Flush with the excitement of my amazing DIY prowess, I decided to hang the coat hooks in the entry off the garage. This DID NOT GO WELL. Argh. Fortunately, I am an expert at failure. And even more fortunately, David arrived home shortly after I gave up, and got them up. In my defense, David says a design flaw was to blame. He found different anchors and screws that worked much better than the ones provided. Interesting that I assumed I’d done it wrong, and David simply figured out how to solve the problem, even if the solution involved materials not originally provided. Eb, one of David’s brothers, once said, “I know how to . . .” [fill in the blank with a specific task]. . . . “Tell David it’s impossible.” And that, people, is true. Even impossible things like having a year of adventure, including living in France for a while.

A few more thoughts for you:

When you have a great and difficult task, something perhaps almost impossible, if you only work a little at a time, every day a little, suddenly the work will finish itself. ∼Isak Dinesen

When facing a difficult task, act as though it is impossible to fail. If you are going after Moby Dick, take along the tartar sauce. ∼H. Jackson Brown Jr.

A positive attitude, of course, isn’t everything, but it sure helps.

Wishing you success in all your endeavors!


Sweet Home Colorado

So very sorry to have neglected you for so long! Moving is HARD, even if you’re only doing the UN-packing part and have already done the packing part. (Okay, that was mostly David.) But with help from some friends and family, we’re finally getting a few spots looking like people live here on purpose . . .Kitchen CornerLiving RoomBookcase

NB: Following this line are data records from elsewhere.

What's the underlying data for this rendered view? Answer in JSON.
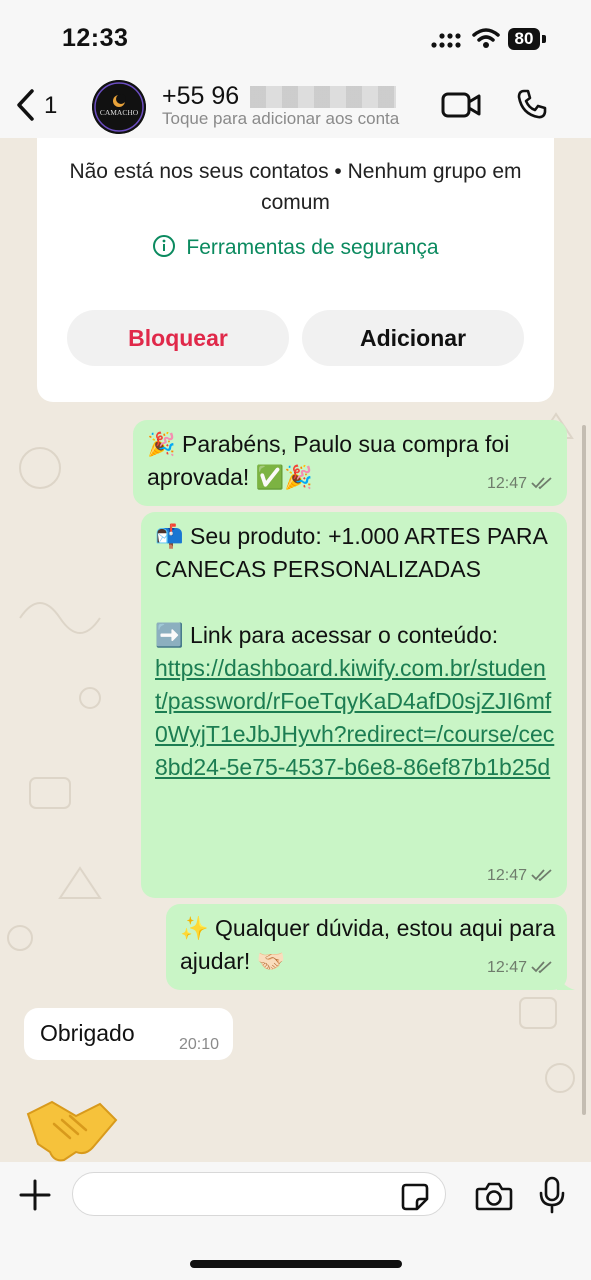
{
  "status_bar": {
    "time": "12:33",
    "battery": "80"
  },
  "header": {
    "back_count": "1",
    "contact_name": "+55 96",
    "subtitle": "Toque para adicionar aos conta",
    "avatar_text": "CAMACHO"
  },
  "info_card": {
    "notice": "Não está nos seus contatos • Nenhum grupo em comum",
    "safety_tools": "Ferramentas de segurança",
    "block_label": "Bloquear",
    "add_label": "Adicionar"
  },
  "messages": [
    {
      "direction": "outgoing",
      "text": "🎉 Parabéns, Paulo sua compra foi aprovada! ✅🎉",
      "time": "12:47"
    },
    {
      "direction": "outgoing",
      "text_intro": "📬 Seu produto: +1.000 ARTES PARA CANECAS PERSONALIZADAS\n\n➡️ Link para acessar o conteúdo:",
      "link": "https://dashboard.kiwify.com.br/student/password/rFoeTqyKaD4afD0sjZJI6mf0WyjT1eJbJHyvh?redirect=/course/cec8bd24-5e75-4537-b6e8-86ef87b1b25d",
      "time": "12:47"
    },
    {
      "direction": "outgoing",
      "text": "✨ Qualquer dúvida, estou aqui para ajudar! 🤝🏻",
      "time": "12:47"
    },
    {
      "direction": "incoming",
      "text": "Obrigado",
      "time": "20:10"
    },
    {
      "direction": "incoming",
      "sticker": "🤝"
    }
  ],
  "composer": {
    "placeholder": "",
    "value": ""
  },
  "icons": {
    "back": "chevron-left-icon",
    "video": "video-call-icon",
    "phone": "phone-icon",
    "info": "info-icon",
    "plus": "plus-icon",
    "sticker": "sticker-icon",
    "camera": "camera-icon",
    "mic": "microphone-icon",
    "read": "double-check-icon"
  },
  "colors": {
    "outgoing_bubble": "#c9f5c6",
    "incoming_bubble": "#ffffff",
    "link": "#1c7d52",
    "block_red": "#e0294a",
    "safety_green": "#0b8a5f"
  }
}
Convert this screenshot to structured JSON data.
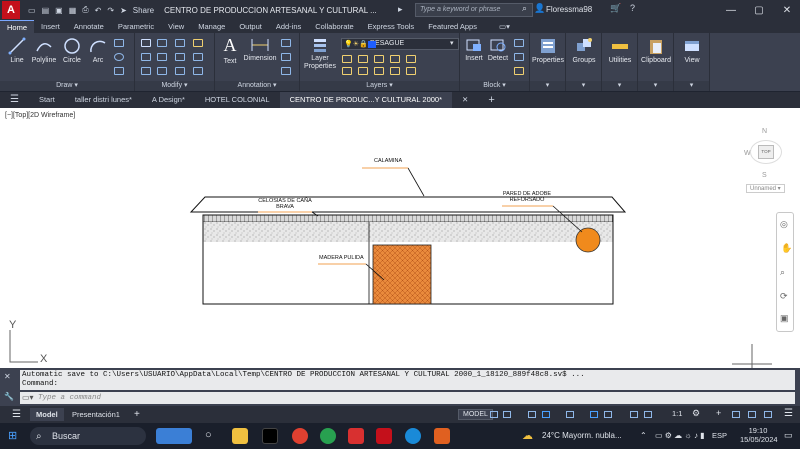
{
  "app": {
    "logo_letter": "A",
    "title": "CENTRO DE PRODUCCION ARTESANAL Y CULTURAL ...",
    "share_label": "Share",
    "search_placeholder": "Type a keyword or phrase",
    "user": "Floressma98"
  },
  "ribbon_tabs": [
    "Home",
    "Insert",
    "Annotate",
    "Parametric",
    "View",
    "Manage",
    "Output",
    "Add-ins",
    "Collaborate",
    "Express Tools",
    "Featured Apps"
  ],
  "ribbon": {
    "draw_tools": [
      "Line",
      "Polyline",
      "Circle",
      "Arc"
    ],
    "text_label": "Text",
    "dimension_label": "Dimension",
    "layer_properties_label": "Layer Properties",
    "layer_current": "DESAGUE",
    "insert_label": "Insert",
    "detect_label": "Detect",
    "big_tools": [
      "Properties",
      "Groups",
      "Utilities",
      "Clipboard",
      "View"
    ],
    "panel_labels": {
      "draw": "Draw ▾",
      "modify": "Modify ▾",
      "annotation": "Annotation ▾",
      "layers": "Layers ▾",
      "block": "Block ▾"
    }
  },
  "file_tabs": {
    "start": "Start",
    "tabs": [
      "taller distri lunes*",
      "A Design*",
      "HOTEL COLONIAL",
      "CENTRO DE PRODUC...Y CULTURAL 2000*"
    ]
  },
  "viewport": {
    "label": "[−][Top][2D Wireframe]",
    "viewcube": {
      "n": "N",
      "w": "W",
      "s": "S",
      "face": "TOP",
      "wcs": "Unnamed ▾"
    }
  },
  "drawing": {
    "annotations": {
      "calamina": "CALAMINA",
      "celosias_line1": "CELOSIAS DE CAÑA",
      "celosias_line2": "BRAVA",
      "pared_line1": "PARED DE ADOBE",
      "pared_line2": "REFORSADO",
      "madera": "MADERA PULIDA"
    },
    "ucs_y": "Y",
    "ucs_x": "X",
    "colors": {
      "door": "#e98a3c",
      "circle": "#f08a1c",
      "leader": "#f0a050"
    }
  },
  "command": {
    "history_line1": "Automatic save to C:\\Users\\USUARIO\\AppData\\Local\\Temp\\CENTRO DE PRODUCCION ARTESANAL Y CULTURAL 2000_1_18120_889f48c8.sv$ ...",
    "history_line2": "Command:",
    "input_placeholder": "Type a command"
  },
  "layout_tabs": {
    "model": "Model",
    "layout1": "Presentación1"
  },
  "status": {
    "model": "MODEL",
    "scale": "1:1"
  },
  "taskbar": {
    "search": "Buscar",
    "weather": "24°C  Mayorm. nubla...",
    "lang": "ESP",
    "time": "19:10",
    "date": "15/05/2024"
  }
}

So if you don’t look at the garage or at the boxes in various closets still to be unpacked, it kind of looks like home. The strange thing is it doesn’t exactly feel like home yet, although it does a little more each day. We’ve only been in for nine days, and we’ve stayed in so many other houses and condos over the past thirteen months, some of them for a few months at a time, it feels more like that than we expected. Like we’re just settling in for the next temporary stop. Of course, I suppose in a way that’s true. We’re all temporary inhabitants of our spaces to one degree or another.

We do like the view . . . Seventh Fairway. . . which, being a golf course, we do not have to maintain!

And the neighbors are reasonably quiet . . . Bird NeighborNeighbor Rabbit. . . even the humans!

Many thanks to everyone who has stopped by with words of welcome, with flowers, with wine, with a few hours of your time. You are appreciated. So as we continue to work on settling in, here are a few thoughts for you on the subject of home . . .

Home is the nicest word there is. ∼Laura Ingalls Wilder

The ache for home lives in all of us, the safe place where we can go as we are and not be questioned. ∼Maya Angelou 

Home is where the heart is. ∼Pliny the Elder 

. . . and with all the picture hanging, etc., I couldn’t resist this one . . .

Decorate your home. It gives the illusion that your life is more interesting than it really is. ∼Charles M. Schultz

Wishing you a (decorated) home full of love, wherever you are!